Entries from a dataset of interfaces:
╭──

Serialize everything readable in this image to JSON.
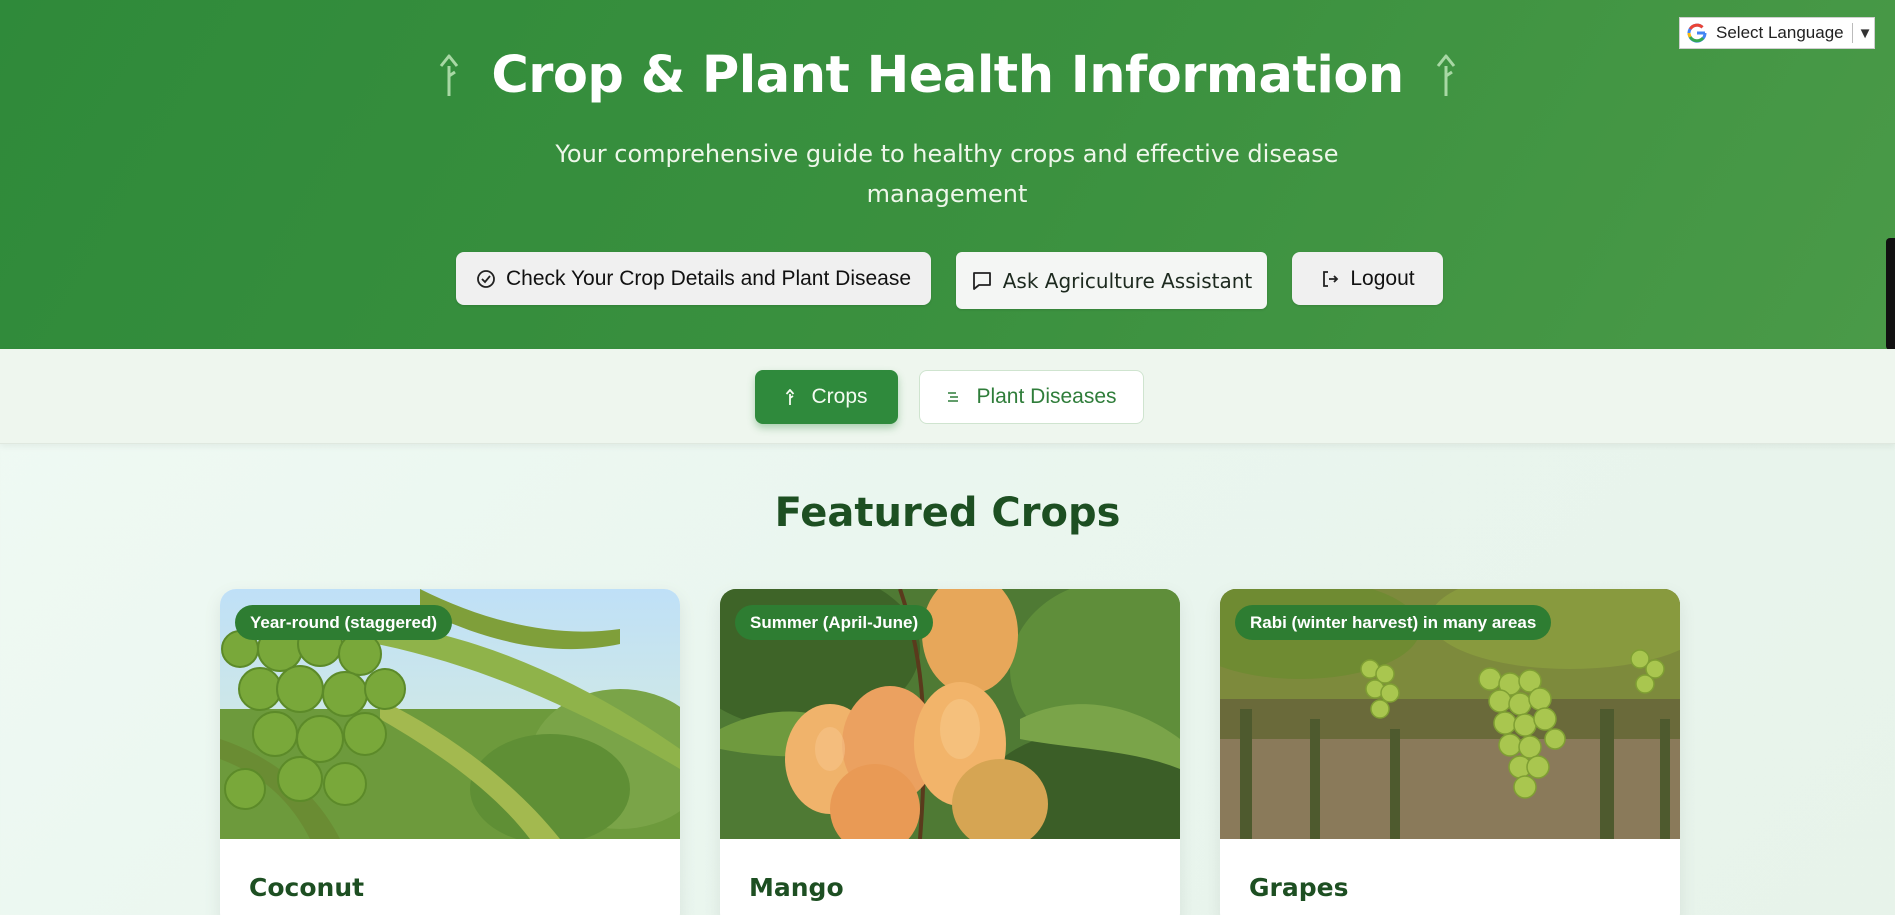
{
  "header": {
    "title": "Crop & Plant Health Information",
    "subtitle": "Your comprehensive guide to healthy crops and effective disease management",
    "buttons": {
      "check": "Check Your Crop Details and Plant Disease",
      "assistant": "Ask Agriculture Assistant",
      "logout": "Logout"
    },
    "language_selector": "Select Language",
    "language_arrow": "▼"
  },
  "tabs": {
    "crops": "Crops",
    "diseases": "Plant Diseases"
  },
  "section": {
    "title": "Featured Crops"
  },
  "cards": [
    {
      "name": "Coconut",
      "season": "Year-round (staggered)"
    },
    {
      "name": "Mango",
      "season": "Summer (April-June)"
    },
    {
      "name": "Grapes",
      "season": "Rabi (winter harvest) in many areas"
    }
  ],
  "colors": {
    "primary_green": "#2f8a3a",
    "dark_green_text": "#1d4f22",
    "badge_green": "#2e7d32"
  },
  "icons": [
    "sprout-icon",
    "check-circle-icon",
    "chat-icon",
    "logout-icon",
    "google-icon",
    "list-icon"
  ]
}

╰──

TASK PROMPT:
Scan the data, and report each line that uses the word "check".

WORKED SOLUTION:
      "check": "Check Your Crop Details and Plant Disease",
    "check-circle-icon",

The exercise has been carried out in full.